[Dataset records]
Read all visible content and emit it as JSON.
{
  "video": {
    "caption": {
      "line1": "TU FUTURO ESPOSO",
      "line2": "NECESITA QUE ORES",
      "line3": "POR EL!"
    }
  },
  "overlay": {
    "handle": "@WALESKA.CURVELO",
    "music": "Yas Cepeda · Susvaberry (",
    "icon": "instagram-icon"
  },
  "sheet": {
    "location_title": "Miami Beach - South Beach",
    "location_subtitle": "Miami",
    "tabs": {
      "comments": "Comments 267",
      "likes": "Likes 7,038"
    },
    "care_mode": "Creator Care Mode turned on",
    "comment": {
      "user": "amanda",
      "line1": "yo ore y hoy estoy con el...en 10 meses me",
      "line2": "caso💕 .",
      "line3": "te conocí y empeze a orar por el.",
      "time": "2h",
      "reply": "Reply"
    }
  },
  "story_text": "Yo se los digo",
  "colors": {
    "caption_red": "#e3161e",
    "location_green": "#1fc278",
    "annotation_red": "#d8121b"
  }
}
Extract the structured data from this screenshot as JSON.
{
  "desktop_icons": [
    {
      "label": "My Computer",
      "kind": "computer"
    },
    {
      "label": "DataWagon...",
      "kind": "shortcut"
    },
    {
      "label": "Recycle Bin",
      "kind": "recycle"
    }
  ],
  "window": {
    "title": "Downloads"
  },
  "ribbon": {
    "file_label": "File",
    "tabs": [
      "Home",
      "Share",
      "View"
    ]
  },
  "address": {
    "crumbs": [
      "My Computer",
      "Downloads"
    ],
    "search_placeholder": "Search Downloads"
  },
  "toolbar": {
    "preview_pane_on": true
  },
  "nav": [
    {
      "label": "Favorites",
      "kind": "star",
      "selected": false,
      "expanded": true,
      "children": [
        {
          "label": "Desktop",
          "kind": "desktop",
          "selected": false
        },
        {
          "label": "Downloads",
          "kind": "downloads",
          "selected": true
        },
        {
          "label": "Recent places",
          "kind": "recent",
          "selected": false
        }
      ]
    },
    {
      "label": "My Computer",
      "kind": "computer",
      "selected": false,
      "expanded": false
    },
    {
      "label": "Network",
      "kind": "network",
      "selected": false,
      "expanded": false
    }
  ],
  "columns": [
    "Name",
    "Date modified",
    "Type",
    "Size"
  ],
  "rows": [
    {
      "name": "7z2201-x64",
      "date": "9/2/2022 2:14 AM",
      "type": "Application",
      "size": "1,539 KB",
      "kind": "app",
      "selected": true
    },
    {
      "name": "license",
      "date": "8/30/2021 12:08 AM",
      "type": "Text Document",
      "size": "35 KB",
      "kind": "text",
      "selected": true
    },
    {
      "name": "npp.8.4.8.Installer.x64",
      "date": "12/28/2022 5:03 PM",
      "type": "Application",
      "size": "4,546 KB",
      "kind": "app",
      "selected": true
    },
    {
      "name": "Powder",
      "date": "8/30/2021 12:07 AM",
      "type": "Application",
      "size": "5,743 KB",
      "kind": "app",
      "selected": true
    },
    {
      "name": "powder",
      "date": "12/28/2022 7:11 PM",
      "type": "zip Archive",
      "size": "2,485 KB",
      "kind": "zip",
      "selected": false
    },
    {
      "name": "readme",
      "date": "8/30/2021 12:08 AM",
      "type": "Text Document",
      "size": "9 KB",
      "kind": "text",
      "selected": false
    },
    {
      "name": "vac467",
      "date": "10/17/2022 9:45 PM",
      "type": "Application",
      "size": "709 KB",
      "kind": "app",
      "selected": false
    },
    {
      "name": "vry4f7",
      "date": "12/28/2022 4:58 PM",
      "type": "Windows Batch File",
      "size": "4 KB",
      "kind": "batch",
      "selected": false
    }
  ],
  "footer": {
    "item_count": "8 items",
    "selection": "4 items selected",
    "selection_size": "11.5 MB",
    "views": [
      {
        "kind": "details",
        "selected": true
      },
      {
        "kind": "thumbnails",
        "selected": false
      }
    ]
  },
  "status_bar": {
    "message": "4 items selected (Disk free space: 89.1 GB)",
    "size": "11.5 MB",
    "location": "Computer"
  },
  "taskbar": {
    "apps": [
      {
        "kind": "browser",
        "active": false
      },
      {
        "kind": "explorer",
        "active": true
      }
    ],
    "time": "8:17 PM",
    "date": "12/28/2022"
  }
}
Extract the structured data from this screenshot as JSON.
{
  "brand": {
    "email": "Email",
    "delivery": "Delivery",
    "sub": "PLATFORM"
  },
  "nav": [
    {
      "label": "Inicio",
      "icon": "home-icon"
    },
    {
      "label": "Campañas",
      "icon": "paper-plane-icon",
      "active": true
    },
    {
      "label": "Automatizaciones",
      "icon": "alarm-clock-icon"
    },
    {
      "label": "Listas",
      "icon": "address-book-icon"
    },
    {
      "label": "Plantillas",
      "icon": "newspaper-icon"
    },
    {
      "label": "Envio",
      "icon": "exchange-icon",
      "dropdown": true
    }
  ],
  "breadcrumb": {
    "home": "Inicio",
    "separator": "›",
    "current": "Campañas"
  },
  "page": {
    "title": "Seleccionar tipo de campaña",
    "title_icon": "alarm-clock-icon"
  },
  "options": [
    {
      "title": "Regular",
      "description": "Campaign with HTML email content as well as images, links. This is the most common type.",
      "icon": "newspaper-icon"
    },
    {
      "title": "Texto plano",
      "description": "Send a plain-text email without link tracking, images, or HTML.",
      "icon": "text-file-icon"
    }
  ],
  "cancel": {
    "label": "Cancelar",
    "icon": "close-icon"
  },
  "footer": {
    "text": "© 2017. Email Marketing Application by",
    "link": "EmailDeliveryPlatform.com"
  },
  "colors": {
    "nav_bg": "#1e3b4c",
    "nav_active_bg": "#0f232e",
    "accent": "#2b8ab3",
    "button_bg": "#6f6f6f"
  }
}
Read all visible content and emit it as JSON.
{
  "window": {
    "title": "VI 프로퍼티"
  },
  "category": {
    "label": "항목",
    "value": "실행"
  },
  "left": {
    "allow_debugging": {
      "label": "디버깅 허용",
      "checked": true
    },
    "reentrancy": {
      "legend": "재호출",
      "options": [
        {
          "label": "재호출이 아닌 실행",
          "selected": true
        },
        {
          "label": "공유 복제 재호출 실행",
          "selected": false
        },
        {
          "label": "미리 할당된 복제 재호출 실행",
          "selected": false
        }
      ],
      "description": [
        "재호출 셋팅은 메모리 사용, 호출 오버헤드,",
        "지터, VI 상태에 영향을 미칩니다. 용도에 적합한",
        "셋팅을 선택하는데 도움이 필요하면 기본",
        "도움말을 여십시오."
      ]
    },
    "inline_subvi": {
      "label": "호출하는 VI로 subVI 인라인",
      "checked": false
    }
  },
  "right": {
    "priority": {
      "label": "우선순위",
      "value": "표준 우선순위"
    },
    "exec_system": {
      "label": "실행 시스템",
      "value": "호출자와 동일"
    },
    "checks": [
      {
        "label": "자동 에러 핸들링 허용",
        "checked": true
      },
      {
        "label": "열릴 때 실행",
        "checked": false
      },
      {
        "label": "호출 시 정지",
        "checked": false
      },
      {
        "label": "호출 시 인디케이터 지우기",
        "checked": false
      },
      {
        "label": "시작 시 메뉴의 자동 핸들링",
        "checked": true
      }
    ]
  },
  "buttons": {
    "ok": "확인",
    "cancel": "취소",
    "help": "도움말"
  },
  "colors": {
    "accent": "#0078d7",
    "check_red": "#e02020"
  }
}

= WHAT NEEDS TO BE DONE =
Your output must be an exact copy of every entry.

= SOLUTION TO THE PROBLEM =
Read all visible content and emit it as JSON.
{
  "video": {
    "caption": {
      "line1": "TU FUTURO ESPOSO",
      "line2": "NECESITA QUE ORES",
      "line3": "POR EL!"
    }
  },
  "overlay": {
    "handle": "@WALESKA.CURVELO",
    "music": "Yas Cepeda · Susvaberry (",
    "icon": "instagram-icon"
  },
  "sheet": {
    "location_title": "Miami Beach - South Beach",
    "location_subtitle": "Miami",
    "tabs": {
      "comments": "Comments 267",
      "likes": "Likes 7,038"
    },
    "care_mode": "Creator Care Mode turned on",
    "comment": {
      "user": "amanda",
      "line1": "yo ore y hoy estoy con el...en 10 meses me",
      "line2": "caso💕 .",
      "line3": "te conocí y empeze a orar por el.",
      "time": "2h",
      "reply": "Reply"
    }
  },
  "story_text": "Yo se los digo",
  "colors": {
    "caption_red": "#e3161e",
    "location_green": "#1fc278",
    "annotation_red": "#d8121b"
  }
}
Extract the structured data from this screenshot as JSON.
{
  "desktop_icons": [
    {
      "label": "My Computer",
      "kind": "computer"
    },
    {
      "label": "DataWagon...",
      "kind": "shortcut"
    },
    {
      "label": "Recycle Bin",
      "kind": "recycle"
    }
  ],
  "window": {
    "title": "Downloads"
  },
  "ribbon": {
    "file_label": "File",
    "tabs": [
      "Home",
      "Share",
      "View"
    ]
  },
  "address": {
    "crumbs": [
      "My Computer",
      "Downloads"
    ],
    "search_placeholder": "Search Downloads"
  },
  "toolbar": {
    "preview_pane_on": true
  },
  "nav": [
    {
      "label": "Favorites",
      "kind": "star",
      "selected": false,
      "expanded": true,
      "children": [
        {
          "label": "Desktop",
          "kind": "desktop",
          "selected": false
        },
        {
          "label": "Downloads",
          "kind": "downloads",
          "selected": true
        },
        {
          "label": "Recent places",
          "kind": "recent",
          "selected": false
        }
      ]
    },
    {
      "label": "My Computer",
      "kind": "computer",
      "selected": false,
      "expanded": false
    },
    {
      "label": "Network",
      "kind": "network",
      "selected": false,
      "expanded": false
    }
  ],
  "columns": [
    "Name",
    "Date modified",
    "Type",
    "Size"
  ],
  "rows": [
    {
      "name": "7z2201-x64",
      "date": "9/2/2022 2:14 AM",
      "type": "Application",
      "size": "1,539 KB",
      "kind": "app",
      "selected": true
    },
    {
      "name": "license",
      "date": "8/30/2021 12:08 AM",
      "type": "Text Document",
      "size": "35 KB",
      "kind": "text",
      "selected": true
    },
    {
      "name": "npp.8.4.8.Installer.x64",
      "date": "12/28/2022 5:03 PM",
      "type": "Application",
      "size": "4,546 KB",
      "kind": "app",
      "selected": true
    },
    {
      "name": "Powder",
      "date": "8/30/2021 12:07 AM",
      "type": "Application",
      "size": "5,743 KB",
      "kind": "app",
      "selected": true
    },
    {
      "name": "powder",
      "date": "12/28/2022 7:11 PM",
      "type": "zip Archive",
      "size": "2,485 KB",
      "kind": "zip",
      "selected": false
    },
    {
      "name": "readme",
      "date": "8/30/2021 12:08 AM",
      "type": "Text Document",
      "size": "9 KB",
      "kind": "text",
      "selected": false
    },
    {
      "name": "vac467",
      "date": "10/17/2022 9:45 PM",
      "type": "Application",
      "size": "709 KB",
      "kind": "app",
      "selected": false
    },
    {
      "name": "vry4f7",
      "date": "12/28/2022 4:58 PM",
      "type": "Windows Batch File",
      "size": "4 KB",
      "kind": "batch",
      "selected": false
    }
  ],
  "footer": {
    "item_count": "8 items",
    "selection": "4 items selected",
    "selection_size": "11.5 MB",
    "views": [
      {
        "kind": "details",
        "selected": true
      },
      {
        "kind": "thumbnails",
        "selected": false
      }
    ]
  },
  "status_bar": {
    "message": "4 items selected (Disk free space: 89.1 GB)",
    "size": "11.5 MB",
    "location": "Computer"
  },
  "taskbar": {
    "apps": [
      {
        "kind": "browser",
        "active": false
      },
      {
        "kind": "explorer",
        "active": true
      }
    ],
    "time": "8:17 PM",
    "date": "12/28/2022"
  }
}
Extract the structured data from this screenshot as JSON.
{
  "brand": {
    "email": "Email",
    "delivery": "Delivery",
    "sub": "PLATFORM"
  },
  "nav": [
    {
      "label": "Inicio",
      "icon": "home-icon"
    },
    {
      "label": "Campañas",
      "icon": "paper-plane-icon",
      "active": true
    },
    {
      "label": "Automatizaciones",
      "icon": "alarm-clock-icon"
    },
    {
      "label": "Listas",
      "icon": "address-book-icon"
    },
    {
      "label": "Plantillas",
      "icon": "newspaper-icon"
    },
    {
      "label": "Envio",
      "icon": "exchange-icon",
      "dropdown": true
    }
  ],
  "breadcrumb": {
    "home": "Inicio",
    "separator": "›",
    "current": "Campañas"
  },
  "page": {
    "title": "Seleccionar tipo de campaña",
    "title_icon": "alarm-clock-icon"
  },
  "options": [
    {
      "title": "Regular",
      "description": "Campaign with HTML email content as well as images, links. This is the most common type.",
      "icon": "newspaper-icon"
    },
    {
      "title": "Texto plano",
      "description": "Send a plain-text email without link tracking, images, or HTML.",
      "icon": "text-file-icon"
    }
  ],
  "cancel": {
    "label": "Cancelar",
    "icon": "close-icon"
  },
  "footer": {
    "text": "© 2017. Email Marketing Application by",
    "link": "EmailDeliveryPlatform.com"
  },
  "colors": {
    "nav_bg": "#1e3b4c",
    "nav_active_bg": "#0f232e",
    "accent": "#2b8ab3",
    "button_bg": "#6f6f6f"
  }
}
Read all visible content and emit it as JSON.
{
  "window": {
    "title": "VI 프로퍼티"
  },
  "category": {
    "label": "항목",
    "value": "실행"
  },
  "left": {
    "allow_debugging": {
      "label": "디버깅 허용",
      "checked": true
    },
    "reentrancy": {
      "legend": "재호출",
      "options": [
        {
          "label": "재호출이 아닌 실행",
          "selected": true
        },
        {
          "label": "공유 복제 재호출 실행",
          "selected": false
        },
        {
          "label": "미리 할당된 복제 재호출 실행",
          "selected": false
        }
      ],
      "description": [
        "재호출 셋팅은 메모리 사용, 호출 오버헤드,",
        "지터, VI 상태에 영향을 미칩니다. 용도에 적합한",
        "셋팅을 선택하는데 도움이 필요하면 기본",
        "도움말을 여십시오."
      ]
    },
    "inline_subvi": {
      "label": "호출하는 VI로 subVI 인라인",
      "checked": false
    }
  },
  "right": {
    "priority": {
      "label": "우선순위",
      "value": "표준 우선순위"
    },
    "exec_system": {
      "label": "실행 시스템",
      "value": "호출자와 동일"
    },
    "checks": [
      {
        "label": "자동 에러 핸들링 허용",
        "checked": true
      },
      {
        "label": "열릴 때 실행",
        "checked": false
      },
      {
        "label": "호출 시 정지",
        "checked": false
      },
      {
        "label": "호출 시 인디케이터 지우기",
        "checked": false
      },
      {
        "label": "시작 시 메뉴의 자동 핸들링",
        "checked": true
      }
    ]
  },
  "buttons": {
    "ok": "확인",
    "cancel": "취소",
    "help": "도움말"
  },
  "colors": {
    "accent": "#0078d7",
    "check_red": "#e02020"
  }
}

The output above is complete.